Excerpts from an interface dataset
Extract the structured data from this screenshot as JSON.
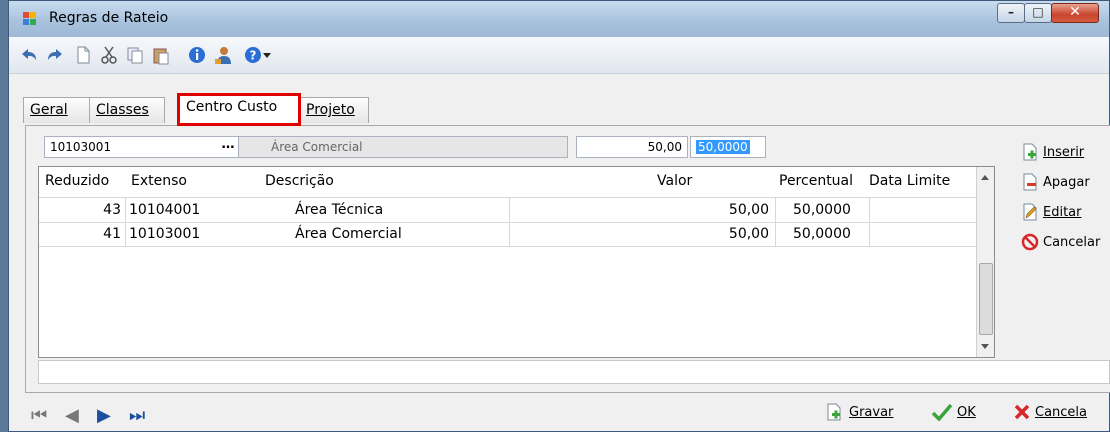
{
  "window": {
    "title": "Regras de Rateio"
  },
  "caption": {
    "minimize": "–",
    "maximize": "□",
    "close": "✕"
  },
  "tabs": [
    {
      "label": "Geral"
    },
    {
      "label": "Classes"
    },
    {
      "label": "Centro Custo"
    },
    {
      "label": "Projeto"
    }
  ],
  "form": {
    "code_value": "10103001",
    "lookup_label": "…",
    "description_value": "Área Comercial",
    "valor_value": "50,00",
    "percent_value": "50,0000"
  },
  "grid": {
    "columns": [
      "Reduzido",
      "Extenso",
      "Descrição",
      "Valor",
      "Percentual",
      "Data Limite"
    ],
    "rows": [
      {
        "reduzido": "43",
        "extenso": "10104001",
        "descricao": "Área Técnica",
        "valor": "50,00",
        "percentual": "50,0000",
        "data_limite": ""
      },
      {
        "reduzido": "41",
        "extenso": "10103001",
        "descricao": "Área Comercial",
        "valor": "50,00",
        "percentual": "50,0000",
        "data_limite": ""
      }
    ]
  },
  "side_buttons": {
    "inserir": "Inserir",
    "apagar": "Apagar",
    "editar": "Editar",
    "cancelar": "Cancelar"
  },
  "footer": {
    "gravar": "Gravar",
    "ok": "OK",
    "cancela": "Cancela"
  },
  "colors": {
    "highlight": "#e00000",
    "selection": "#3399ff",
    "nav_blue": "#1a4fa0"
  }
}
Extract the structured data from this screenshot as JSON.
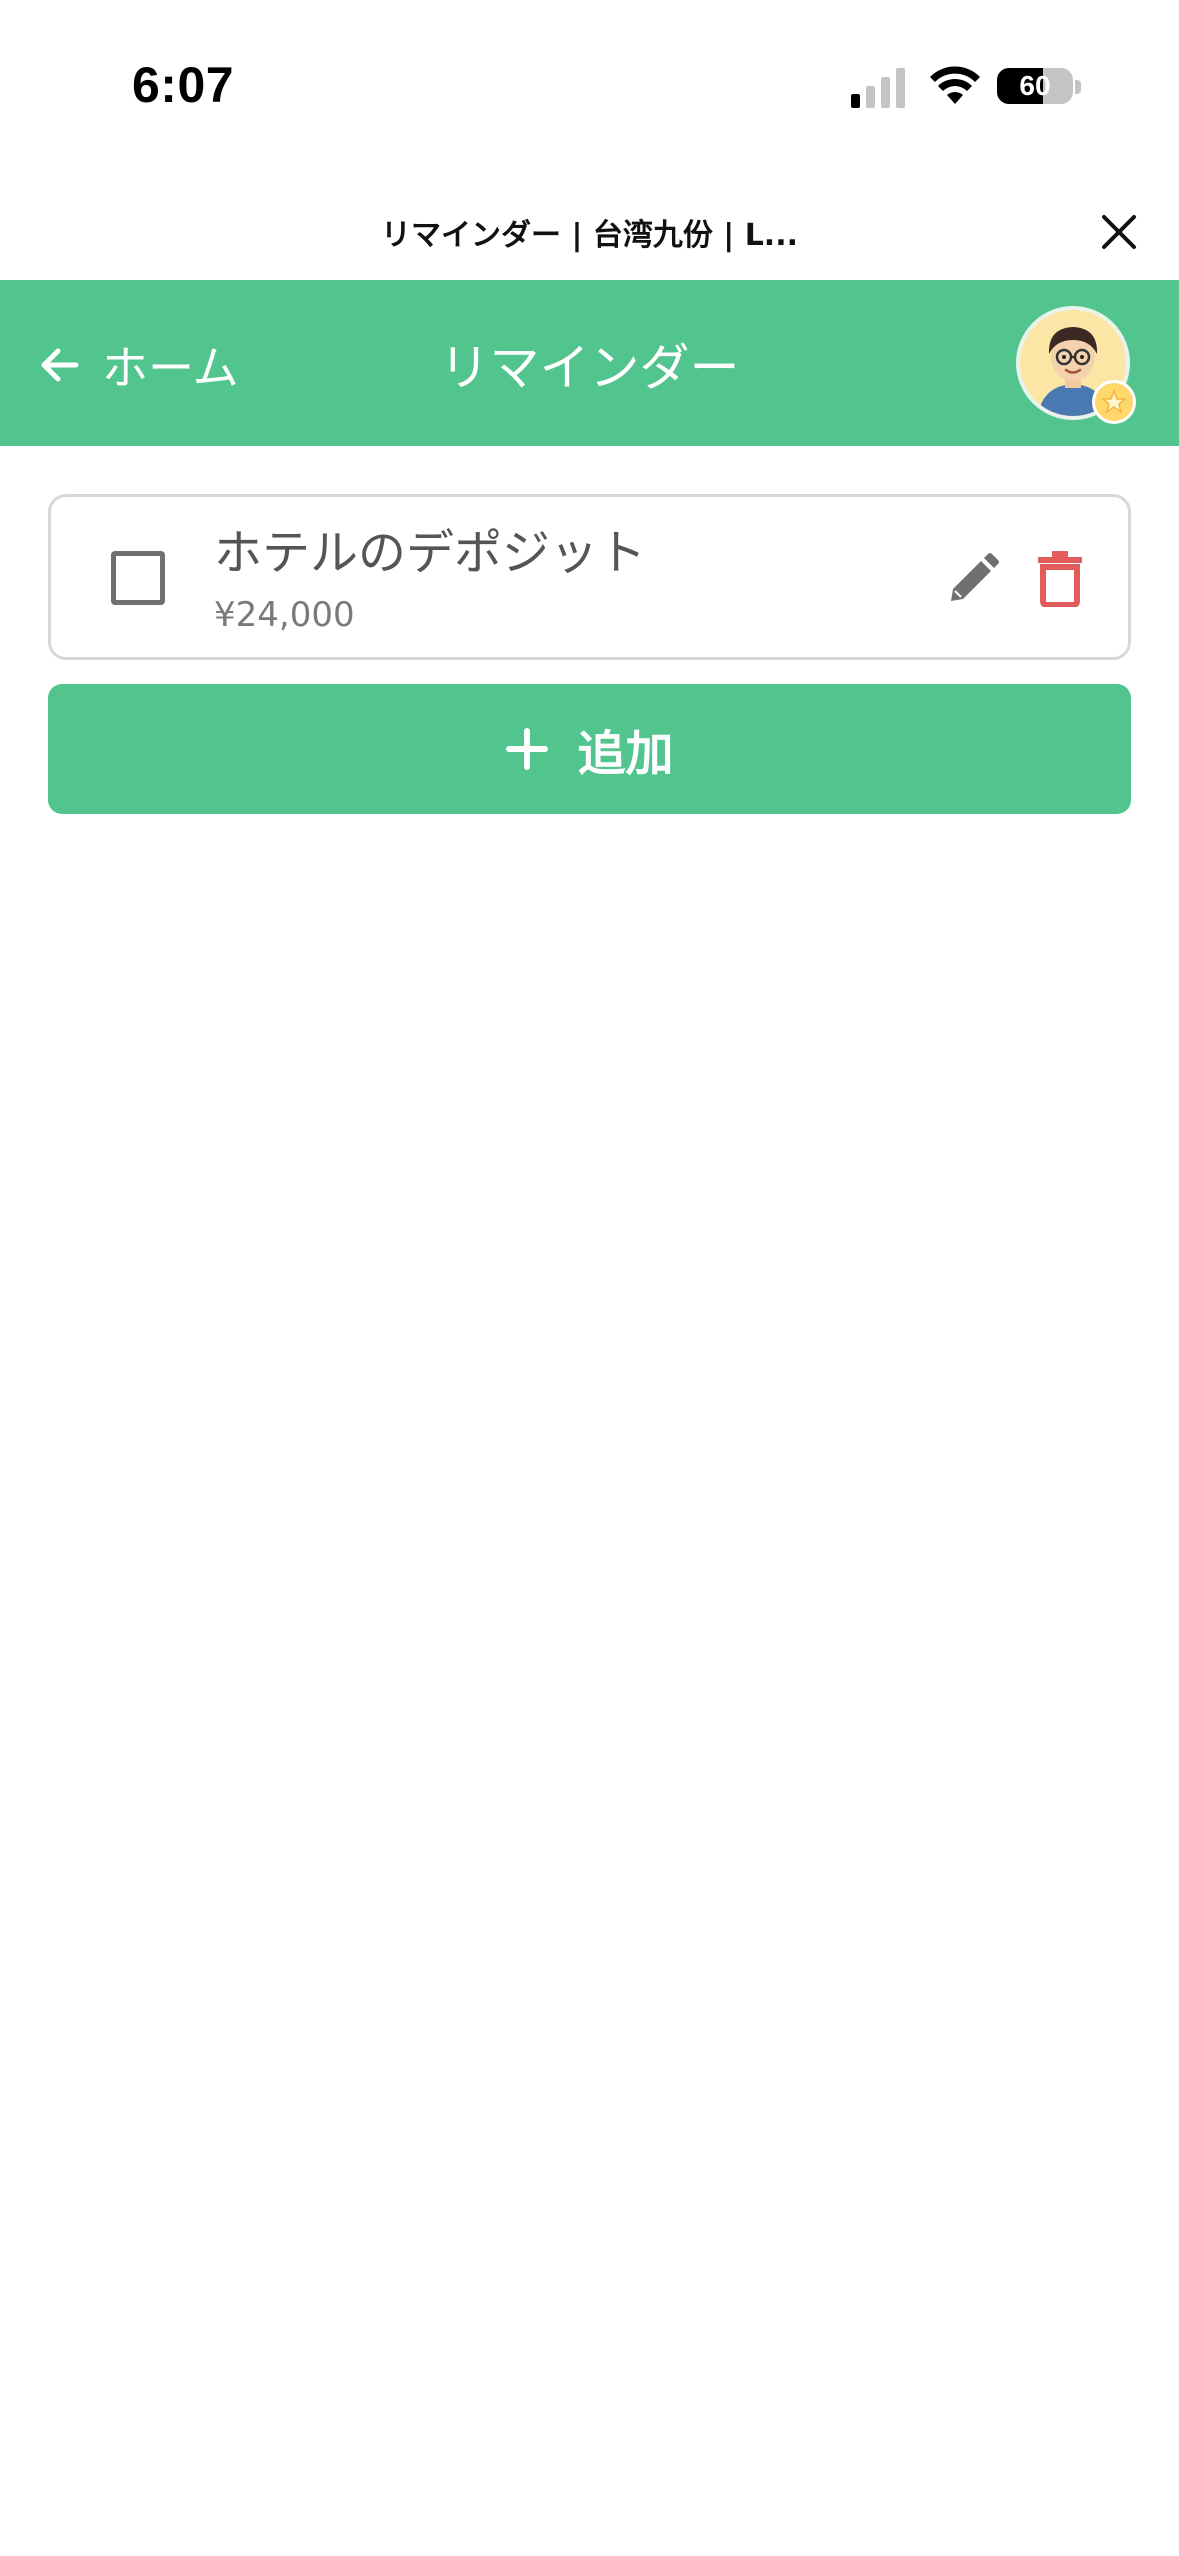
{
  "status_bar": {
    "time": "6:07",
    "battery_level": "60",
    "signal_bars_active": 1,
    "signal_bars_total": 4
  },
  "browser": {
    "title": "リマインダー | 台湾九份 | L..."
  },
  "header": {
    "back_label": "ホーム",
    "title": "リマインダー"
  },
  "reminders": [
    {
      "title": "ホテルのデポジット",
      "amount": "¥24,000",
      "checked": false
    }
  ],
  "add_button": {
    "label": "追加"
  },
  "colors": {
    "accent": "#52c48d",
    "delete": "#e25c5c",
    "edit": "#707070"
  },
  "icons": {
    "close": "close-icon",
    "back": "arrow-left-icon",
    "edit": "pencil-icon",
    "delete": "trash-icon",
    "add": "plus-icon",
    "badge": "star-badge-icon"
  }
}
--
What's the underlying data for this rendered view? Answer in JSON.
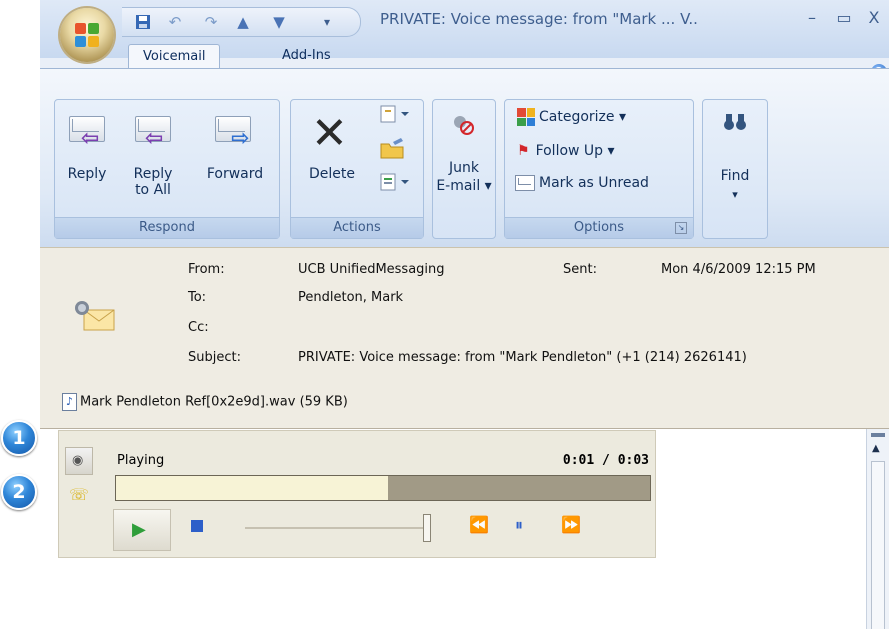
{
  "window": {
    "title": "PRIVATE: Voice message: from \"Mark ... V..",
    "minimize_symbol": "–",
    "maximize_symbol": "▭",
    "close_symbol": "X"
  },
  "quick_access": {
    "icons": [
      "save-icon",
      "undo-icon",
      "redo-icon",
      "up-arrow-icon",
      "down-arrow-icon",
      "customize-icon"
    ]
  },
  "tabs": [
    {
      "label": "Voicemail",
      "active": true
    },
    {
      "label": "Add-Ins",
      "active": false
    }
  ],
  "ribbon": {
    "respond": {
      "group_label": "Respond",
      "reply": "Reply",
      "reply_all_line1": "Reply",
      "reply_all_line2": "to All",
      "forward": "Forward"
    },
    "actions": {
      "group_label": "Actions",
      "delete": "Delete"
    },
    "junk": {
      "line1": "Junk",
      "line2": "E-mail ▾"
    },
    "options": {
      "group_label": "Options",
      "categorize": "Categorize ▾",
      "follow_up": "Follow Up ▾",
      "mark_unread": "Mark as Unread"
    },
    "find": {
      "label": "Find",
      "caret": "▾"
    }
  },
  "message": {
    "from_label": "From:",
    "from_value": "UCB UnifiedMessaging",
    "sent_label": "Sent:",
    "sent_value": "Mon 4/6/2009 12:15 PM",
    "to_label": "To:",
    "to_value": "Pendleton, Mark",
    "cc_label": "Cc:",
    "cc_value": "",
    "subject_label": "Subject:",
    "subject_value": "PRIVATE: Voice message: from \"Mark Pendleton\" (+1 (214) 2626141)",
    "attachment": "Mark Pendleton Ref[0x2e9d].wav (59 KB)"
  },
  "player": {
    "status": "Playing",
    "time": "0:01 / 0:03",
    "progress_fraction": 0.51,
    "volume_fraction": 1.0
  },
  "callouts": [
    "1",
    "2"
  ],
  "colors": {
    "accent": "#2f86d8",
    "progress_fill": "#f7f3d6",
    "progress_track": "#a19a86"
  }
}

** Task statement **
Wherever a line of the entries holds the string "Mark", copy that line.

** Expected answer **
    "title": "PRIVATE: Voice message: from \"Mark ... V..",
      "mark_unread": "Mark as Unread"
    "to_value": "Pendleton, Mark",
    "subject_value": "PRIVATE: Voice message: from \"Mark Pendleton\" (+1 (214) 2626141)",
    "attachment": "Mark Pendleton Ref[0x2e9d].wav (59 KB)"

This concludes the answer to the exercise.